*** Block opens ***

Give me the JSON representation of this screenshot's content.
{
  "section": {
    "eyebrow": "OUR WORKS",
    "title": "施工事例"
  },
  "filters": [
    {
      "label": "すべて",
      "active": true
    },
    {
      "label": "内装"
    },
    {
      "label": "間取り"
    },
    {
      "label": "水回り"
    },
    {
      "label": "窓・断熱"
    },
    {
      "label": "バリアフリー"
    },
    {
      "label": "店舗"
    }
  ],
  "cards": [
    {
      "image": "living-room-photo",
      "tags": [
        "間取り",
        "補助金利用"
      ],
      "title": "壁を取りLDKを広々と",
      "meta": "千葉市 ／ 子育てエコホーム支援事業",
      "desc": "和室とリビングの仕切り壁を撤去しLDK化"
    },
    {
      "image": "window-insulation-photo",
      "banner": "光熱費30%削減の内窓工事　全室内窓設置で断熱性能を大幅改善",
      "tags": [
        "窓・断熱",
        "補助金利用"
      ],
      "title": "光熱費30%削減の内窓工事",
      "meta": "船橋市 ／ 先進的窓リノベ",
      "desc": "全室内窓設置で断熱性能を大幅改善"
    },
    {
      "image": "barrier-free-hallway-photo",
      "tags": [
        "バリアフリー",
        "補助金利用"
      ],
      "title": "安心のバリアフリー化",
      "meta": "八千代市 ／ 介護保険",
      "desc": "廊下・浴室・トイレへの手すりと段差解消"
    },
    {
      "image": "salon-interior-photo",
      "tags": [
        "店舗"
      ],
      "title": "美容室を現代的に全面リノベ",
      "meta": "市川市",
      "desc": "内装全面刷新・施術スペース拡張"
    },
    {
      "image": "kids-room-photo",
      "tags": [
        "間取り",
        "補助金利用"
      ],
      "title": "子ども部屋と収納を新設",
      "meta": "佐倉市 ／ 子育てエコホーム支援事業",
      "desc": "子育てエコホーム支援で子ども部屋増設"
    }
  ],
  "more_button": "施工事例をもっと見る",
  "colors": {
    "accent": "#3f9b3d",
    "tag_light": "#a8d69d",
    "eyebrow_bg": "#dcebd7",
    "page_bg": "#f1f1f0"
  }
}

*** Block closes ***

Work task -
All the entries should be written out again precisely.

Output of the task -
Give me the JSON representation of this screenshot's content.
{
  "section": {
    "eyebrow": "OUR WORKS",
    "title": "施工事例"
  },
  "filters": [
    {
      "label": "すべて",
      "active": true
    },
    {
      "label": "内装"
    },
    {
      "label": "間取り"
    },
    {
      "label": "水回り"
    },
    {
      "label": "窓・断熱"
    },
    {
      "label": "バリアフリー"
    },
    {
      "label": "店舗"
    }
  ],
  "cards": [
    {
      "image": "living-room-photo",
      "tags": [
        "間取り",
        "補助金利用"
      ],
      "title": "壁を取りLDKを広々と",
      "meta": "千葉市 ／ 子育てエコホーム支援事業",
      "desc": "和室とリビングの仕切り壁を撤去しLDK化"
    },
    {
      "image": "window-insulation-photo",
      "banner": "光熱費30%削減の内窓工事　全室内窓設置で断熱性能を大幅改善",
      "tags": [
        "窓・断熱",
        "補助金利用"
      ],
      "title": "光熱費30%削減の内窓工事",
      "meta": "船橋市 ／ 先進的窓リノベ",
      "desc": "全室内窓設置で断熱性能を大幅改善"
    },
    {
      "image": "barrier-free-hallway-photo",
      "tags": [
        "バリアフリー",
        "補助金利用"
      ],
      "title": "安心のバリアフリー化",
      "meta": "八千代市 ／ 介護保険",
      "desc": "廊下・浴室・トイレへの手すりと段差解消"
    },
    {
      "image": "salon-interior-photo",
      "tags": [
        "店舗"
      ],
      "title": "美容室を現代的に全面リノベ",
      "meta": "市川市",
      "desc": "内装全面刷新・施術スペース拡張"
    },
    {
      "image": "kids-room-photo",
      "tags": [
        "間取り",
        "補助金利用"
      ],
      "title": "子ども部屋と収納を新設",
      "meta": "佐倉市 ／ 子育てエコホーム支援事業",
      "desc": "子育てエコホーム支援で子ども部屋増設"
    }
  ],
  "more_button": "施工事例をもっと見る",
  "colors": {
    "accent": "#3f9b3d",
    "tag_light": "#a8d69d",
    "eyebrow_bg": "#dcebd7",
    "page_bg": "#f1f1f0"
  }
}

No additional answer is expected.